These are five major fibers used in carpet construction today.
Each fiber has its own characteristics for stain and soil resistance, color clarity, and wear.
Wool: Noted for its luxury and performance, wool is soft, has high bulk, and is available in many colors. This is the premium natural fibre having been used in carpets and rugs for thousands of years. Generally, wool is somewhat more expensive than synthetic fibers.
Nylon - Represents two-thirds of the pile fibers used in commercial contract carpeting. Can be recycled at end of working life. Wear-resistant, resilient, and provides brilliant color. Good stain resistance. Suitable for all traffic areas. Solution-dyed nylon has color added during fiber production, making it more colorfast.
Olefin (polypropylene) Ė A strong fiber that resists wear and permanent stains, and is easily cleaned. Color added during fiber production for colorfastness. Resists static electricity and is often used in both indoor and outdoor installations because of its resistance to moisture and mildew. Many Berbers are made of olefin.
Polyester: Noted for luxurious, soft "hand" when used in thick, cut-pile textures. Has excellent color clarity and retention. Easily cleaned; resists water-soluble stains.
Acrylic: Offers the appearance and feel of wool without the cost. Has low static level and is moisture and mildew-resistant. Commonly used in velvet and level-loop constructions, and often in bath and scatter rugs.
Blends: A wool/nylon blend combines the superior look and comfort of wool with the durability of nylon. Acrylic/olefin and nylon/olefin are other popular blends, offering good characteristics of each fiber.
How Much Should Fitted Carpet Cost?
When it comes to the cost of carpet and underlay, prices can vary significantly depending on the design, construction, materials and quality, but here's a general guide on what you can expect to pay:

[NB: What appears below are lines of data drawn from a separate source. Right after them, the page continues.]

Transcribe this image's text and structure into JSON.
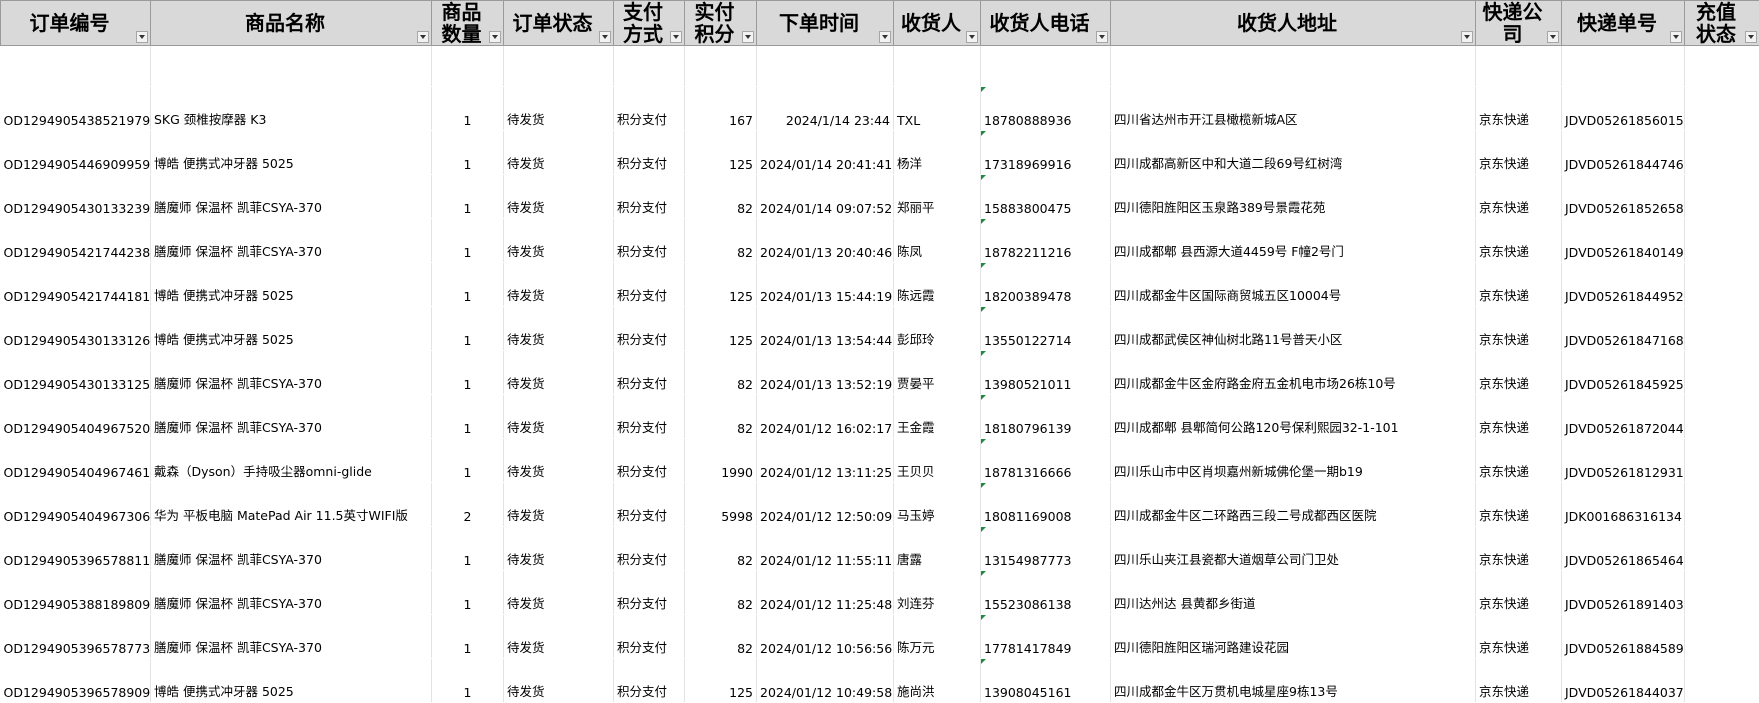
{
  "headers": [
    {
      "key": "order_id",
      "label": "订单编号"
    },
    {
      "key": "product",
      "label": "商品名称"
    },
    {
      "key": "qty",
      "label": "商品数量"
    },
    {
      "key": "status",
      "label": "订单状态"
    },
    {
      "key": "pay",
      "label": "支付方式"
    },
    {
      "key": "points",
      "label": "实付积分"
    },
    {
      "key": "time",
      "label": "下单时间"
    },
    {
      "key": "receiver",
      "label": "收货人"
    },
    {
      "key": "phone",
      "label": "收货人电话"
    },
    {
      "key": "address",
      "label": "收货人地址"
    },
    {
      "key": "courier",
      "label": "快递公司"
    },
    {
      "key": "tracking",
      "label": "快递单号"
    },
    {
      "key": "topup",
      "label": "充值状态"
    }
  ],
  "rows": [
    {
      "order_id": "OD1294905438521979",
      "product": "SKG 颈椎按摩器 K3",
      "qty": "1",
      "status": "待发货",
      "pay": "积分支付",
      "points": "167",
      "time": "2024/1/14 23:44",
      "receiver": "TXL",
      "phone": "18780888936",
      "address": "四川省达州市开江县橄榄新城A区",
      "courier": "京东快递",
      "tracking": "JDVD05261856015",
      "topup": ""
    },
    {
      "order_id": "OD1294905446909959",
      "product": "博皓 便携式冲牙器 5025",
      "qty": "1",
      "status": "待发货",
      "pay": "积分支付",
      "points": "125",
      "time": "2024/01/14 20:41:41",
      "receiver": "杨洋",
      "phone": "17318969916",
      "address": "四川成都高新区中和大道二段69号红树湾",
      "courier": "京东快递",
      "tracking": "JDVD05261844746",
      "topup": ""
    },
    {
      "order_id": "OD1294905430133239",
      "product": "膳魔师 保温杯 凯菲CSYA-370",
      "qty": "1",
      "status": "待发货",
      "pay": "积分支付",
      "points": "82",
      "time": "2024/01/14 09:07:52",
      "receiver": "郑丽平",
      "phone": "15883800475",
      "address": "四川德阳旌阳区玉泉路389号景霞花苑",
      "courier": "京东快递",
      "tracking": "JDVD05261852658",
      "topup": ""
    },
    {
      "order_id": "OD1294905421744238",
      "product": "膳魔师 保温杯 凯菲CSYA-370",
      "qty": "1",
      "status": "待发货",
      "pay": "积分支付",
      "points": "82",
      "time": "2024/01/13 20:40:46",
      "receiver": "陈凤",
      "phone": "18782211216",
      "address": "四川成都郫 县西源大道4459号 F幢2号门",
      "courier": "京东快递",
      "tracking": "JDVD05261840149",
      "topup": ""
    },
    {
      "order_id": "OD1294905421744181",
      "product": "博皓 便携式冲牙器 5025",
      "qty": "1",
      "status": "待发货",
      "pay": "积分支付",
      "points": "125",
      "time": "2024/01/13 15:44:19",
      "receiver": "陈远霞",
      "phone": "18200389478",
      "address": "四川成都金牛区国际商贸城五区10004号",
      "courier": "京东快递",
      "tracking": "JDVD05261844952",
      "topup": ""
    },
    {
      "order_id": "OD1294905430133126",
      "product": "博皓 便携式冲牙器 5025",
      "qty": "1",
      "status": "待发货",
      "pay": "积分支付",
      "points": "125",
      "time": "2024/01/13 13:54:44",
      "receiver": "彭邱玲",
      "phone": "13550122714",
      "address": "四川成都武侯区神仙树北路11号普天小区",
      "courier": "京东快递",
      "tracking": "JDVD05261847168",
      "topup": ""
    },
    {
      "order_id": "OD1294905430133125",
      "product": "膳魔师 保温杯 凯菲CSYA-370",
      "qty": "1",
      "status": "待发货",
      "pay": "积分支付",
      "points": "82",
      "time": "2024/01/13 13:52:19",
      "receiver": "贾晏平",
      "phone": "13980521011",
      "address": "四川成都金牛区金府路金府五金机电市场26栋10号",
      "courier": "京东快递",
      "tracking": "JDVD05261845925",
      "topup": ""
    },
    {
      "order_id": "OD1294905404967520",
      "product": "膳魔师 保温杯 凯菲CSYA-370",
      "qty": "1",
      "status": "待发货",
      "pay": "积分支付",
      "points": "82",
      "time": "2024/01/12 16:02:17",
      "receiver": "王金霞",
      "phone": "18180796139",
      "address": "四川成都郫 县郫简何公路120号保利熙园32-1-101",
      "courier": "京东快递",
      "tracking": "JDVD05261872044",
      "topup": ""
    },
    {
      "order_id": "OD1294905404967461",
      "product": "戴森（Dyson）手持吸尘器omni-glide",
      "qty": "1",
      "status": "待发货",
      "pay": "积分支付",
      "points": "1990",
      "time": "2024/01/12 13:11:25",
      "receiver": "王贝贝",
      "phone": "18781316666",
      "address": "四川乐山市中区肖坝嘉州新城佛伦堡一期b19",
      "courier": "京东快递",
      "tracking": "JDVD05261812931",
      "topup": ""
    },
    {
      "order_id": "OD1294905404967306",
      "product": "华为 平板电脑 MatePad Air 11.5英寸WIFI版",
      "qty": "2",
      "status": "待发货",
      "pay": "积分支付",
      "points": "5998",
      "time": "2024/01/12 12:50:09",
      "receiver": "马玉婷",
      "phone": "18081169008",
      "address": "四川成都金牛区二环路西三段二号成都西区医院",
      "courier": "京东快递",
      "tracking": "JDK001686316134",
      "topup": ""
    },
    {
      "order_id": "OD1294905396578811",
      "product": "膳魔师 保温杯 凯菲CSYA-370",
      "qty": "1",
      "status": "待发货",
      "pay": "积分支付",
      "points": "82",
      "time": "2024/01/12 11:55:11",
      "receiver": "唐露",
      "phone": "13154987773",
      "address": "四川乐山夹江县瓷都大道烟草公司门卫处",
      "courier": "京东快递",
      "tracking": "JDVD05261865464",
      "topup": ""
    },
    {
      "order_id": "OD1294905388189809",
      "product": "膳魔师 保温杯 凯菲CSYA-370",
      "qty": "1",
      "status": "待发货",
      "pay": "积分支付",
      "points": "82",
      "time": "2024/01/12 11:25:48",
      "receiver": "刘连芬",
      "phone": "15523086138",
      "address": "四川达州达 县黄都乡街道",
      "courier": "京东快递",
      "tracking": "JDVD05261891403",
      "topup": ""
    },
    {
      "order_id": "OD1294905396578773",
      "product": "膳魔师 保温杯 凯菲CSYA-370",
      "qty": "1",
      "status": "待发货",
      "pay": "积分支付",
      "points": "82",
      "time": "2024/01/12 10:56:56",
      "receiver": "陈万元",
      "phone": "17781417849",
      "address": "四川德阳旌阳区瑞河路建设花园",
      "courier": "京东快递",
      "tracking": "JDVD05261884589",
      "topup": ""
    },
    {
      "order_id": "OD1294905396578909",
      "product": "博皓 便携式冲牙器 5025",
      "qty": "1",
      "status": "待发货",
      "pay": "积分支付",
      "points": "125",
      "time": "2024/01/12 10:49:58",
      "receiver": "施尚洪",
      "phone": "13908045161",
      "address": "四川成都金牛区万贯机电城星座9栋13号",
      "courier": "京东快递",
      "tracking": "JDVD05261844037",
      "topup": ""
    }
  ]
}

Measuring your Room
Carpets can be produced in various widths, 2m, 3m, 4m and in some special instances 5m wide, this is important if you a considering wall to wall fitted capeting. Edenside can advise and will include a free measure before placing your order. If you are setting your budget you can measure the room but remember to add a 10 cm cutting allowance and include all recesses [see diagram] for maximum width and length. Relative costs per square metre
- Twist Pile: Between £10 and £35 per square metre.
- Loop Pile: Between £25 and £40 per square metre.
- Velvet Pile: Between £25 and £45 per square metre.
- Shag: Between £30 and £60 per square metre.
- Saxony: Between £25 and £40 per square metre.
- Patterned: Between £10 and £45 per square metre.
- Sisal: Between £20 and £38 per square metre.
- Sea-grass: Between £10 and £17 per square metre.
- Coir: Between £8 and £20 per square metre.
- Jute: Between £14 and £22 per square metre.
- Underlay: Between £4 and £8 per square metre.
The warranties for most carpet ranges from five up to 30 years. Many carpet manufacturers warranties will require the fitting of new carpet underlay, at the time of installation, in order for the warranty to become valid.